Kansas governor Kathleen Sebelius today vetoed a bill that would have established a presidential primary in the state for the 2012 presidential nomination cycle (via Ballot Access News). For the second straight year, then, Kansas' efforts to transition to a primary election came up short. Last year, the plan to create a primary and schedule it on the Saturday prior to Super Tuesday failed to make it out of the state legislature before the session ended. This year's version proposed the same Saturday before the first Tuesday in February date, but was hampered by the inclusion of a provision within the law requiring a photo ID at polling places in order to vote.
The quirk in all of this? Well, as I've been pointing out (see here, here and here), scheduling a primary on such a date would violate both major party rules on the matter. At least in terms of the rules as they were constructed for the 2008 cycle. Kansas would have faced losing half their delegates on the Republican side and (at least initially) all of their delegates in the Democratic process. Of course, all this assumes that the same rules from 2008 are used in 2012. With the GOP already advancing one plan aimed at reforming the presidential primary process, it is up in the air as to how the calendar will look four years from now. And that doesn't even include a discussion of what penalties the parties would impose on state violating any reformed rules. The reform process will undoubtedly be arduous enough even excluding the potential sanctions the parties would impose to keep all the states in line.
Speaking of Kansas, the Democratic Party there has told me that results from the weekend's state convention should be online some time tomorrow. I'll be back then with an update on how those 11 delegates were allocated.
The Links for 5/19/08: Kentucky, Oregon, Electoral College Ties and More

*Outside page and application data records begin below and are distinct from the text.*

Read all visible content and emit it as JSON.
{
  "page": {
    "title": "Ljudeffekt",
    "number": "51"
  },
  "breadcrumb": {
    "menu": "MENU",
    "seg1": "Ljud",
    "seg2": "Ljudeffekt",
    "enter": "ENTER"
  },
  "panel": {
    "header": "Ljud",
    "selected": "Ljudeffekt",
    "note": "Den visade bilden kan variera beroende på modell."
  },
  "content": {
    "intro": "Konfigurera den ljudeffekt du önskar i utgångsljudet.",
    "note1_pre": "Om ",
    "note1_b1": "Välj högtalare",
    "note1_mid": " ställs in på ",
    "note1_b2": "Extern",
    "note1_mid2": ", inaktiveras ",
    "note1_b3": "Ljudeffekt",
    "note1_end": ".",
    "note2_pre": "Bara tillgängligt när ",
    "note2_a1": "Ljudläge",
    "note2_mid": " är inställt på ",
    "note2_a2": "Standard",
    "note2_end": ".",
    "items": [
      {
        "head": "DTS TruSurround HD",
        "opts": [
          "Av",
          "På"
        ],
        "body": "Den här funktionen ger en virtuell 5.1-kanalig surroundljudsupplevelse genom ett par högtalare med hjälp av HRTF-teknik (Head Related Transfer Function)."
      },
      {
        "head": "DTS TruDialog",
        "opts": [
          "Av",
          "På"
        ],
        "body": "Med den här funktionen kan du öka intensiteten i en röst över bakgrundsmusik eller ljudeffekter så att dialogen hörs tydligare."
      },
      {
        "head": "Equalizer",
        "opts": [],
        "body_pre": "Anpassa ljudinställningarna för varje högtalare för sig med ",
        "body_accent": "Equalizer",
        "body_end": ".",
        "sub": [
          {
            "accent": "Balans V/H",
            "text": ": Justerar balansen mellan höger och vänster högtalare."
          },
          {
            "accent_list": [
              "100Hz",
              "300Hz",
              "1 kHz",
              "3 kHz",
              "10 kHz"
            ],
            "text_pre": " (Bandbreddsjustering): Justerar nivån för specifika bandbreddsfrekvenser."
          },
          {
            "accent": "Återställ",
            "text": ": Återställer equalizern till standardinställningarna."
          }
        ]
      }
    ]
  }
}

Nevada Final Tally: 45% of the Vote, 56% of the Delegates
Obama in the Red States: What Mississippi's 1st District Means